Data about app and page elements
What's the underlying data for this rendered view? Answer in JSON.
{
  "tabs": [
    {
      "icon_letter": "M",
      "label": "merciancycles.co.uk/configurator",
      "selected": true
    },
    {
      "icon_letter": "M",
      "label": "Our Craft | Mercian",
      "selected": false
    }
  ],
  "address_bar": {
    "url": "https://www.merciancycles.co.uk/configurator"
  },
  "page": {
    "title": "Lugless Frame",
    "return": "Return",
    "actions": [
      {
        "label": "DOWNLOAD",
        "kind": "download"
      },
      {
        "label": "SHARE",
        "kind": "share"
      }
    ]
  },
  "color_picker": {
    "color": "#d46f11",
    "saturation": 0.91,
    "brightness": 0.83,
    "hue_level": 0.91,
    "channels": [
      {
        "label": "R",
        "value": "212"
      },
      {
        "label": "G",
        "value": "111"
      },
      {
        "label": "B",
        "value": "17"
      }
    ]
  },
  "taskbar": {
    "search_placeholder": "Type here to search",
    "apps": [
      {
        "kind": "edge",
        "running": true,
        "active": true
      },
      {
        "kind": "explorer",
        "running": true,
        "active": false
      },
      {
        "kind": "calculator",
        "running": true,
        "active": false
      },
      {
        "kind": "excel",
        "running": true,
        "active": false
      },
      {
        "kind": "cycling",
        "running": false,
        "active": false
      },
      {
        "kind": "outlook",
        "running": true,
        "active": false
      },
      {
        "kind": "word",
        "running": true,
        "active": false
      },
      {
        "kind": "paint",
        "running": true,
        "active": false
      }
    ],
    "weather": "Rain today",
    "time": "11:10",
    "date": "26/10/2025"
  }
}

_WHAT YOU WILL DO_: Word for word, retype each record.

_RESULT_:
What's the underlying data for this rendered view? Answer in JSON.
{
  "tabs": [
    {
      "icon_letter": "M",
      "label": "merciancycles.co.uk/configurator",
      "selected": true
    },
    {
      "icon_letter": "M",
      "label": "Our Craft | Mercian",
      "selected": false
    }
  ],
  "address_bar": {
    "url": "https://www.merciancycles.co.uk/configurator"
  },
  "page": {
    "title": "Lugless Frame",
    "return": "Return",
    "actions": [
      {
        "label": "DOWNLOAD",
        "kind": "download"
      },
      {
        "label": "SHARE",
        "kind": "share"
      }
    ]
  },
  "color_picker": {
    "color": "#d46f11",
    "saturation": 0.91,
    "brightness": 0.83,
    "hue_level": 0.91,
    "channels": [
      {
        "label": "R",
        "value": "212"
      },
      {
        "label": "G",
        "value": "111"
      },
      {
        "label": "B",
        "value": "17"
      }
    ]
  },
  "taskbar": {
    "search_placeholder": "Type here to search",
    "apps": [
      {
        "kind": "edge",
        "running": true,
        "active": true
      },
      {
        "kind": "explorer",
        "running": true,
        "active": false
      },
      {
        "kind": "calculator",
        "running": true,
        "active": false
      },
      {
        "kind": "excel",
        "running": true,
        "active": false
      },
      {
        "kind": "cycling",
        "running": false,
        "active": false
      },
      {
        "kind": "outlook",
        "running": true,
        "active": false
      },
      {
        "kind": "word",
        "running": true,
        "active": false
      },
      {
        "kind": "paint",
        "running": true,
        "active": false
      }
    ],
    "weather": "Rain today",
    "time": "11:10",
    "date": "26/10/2025"
  }
}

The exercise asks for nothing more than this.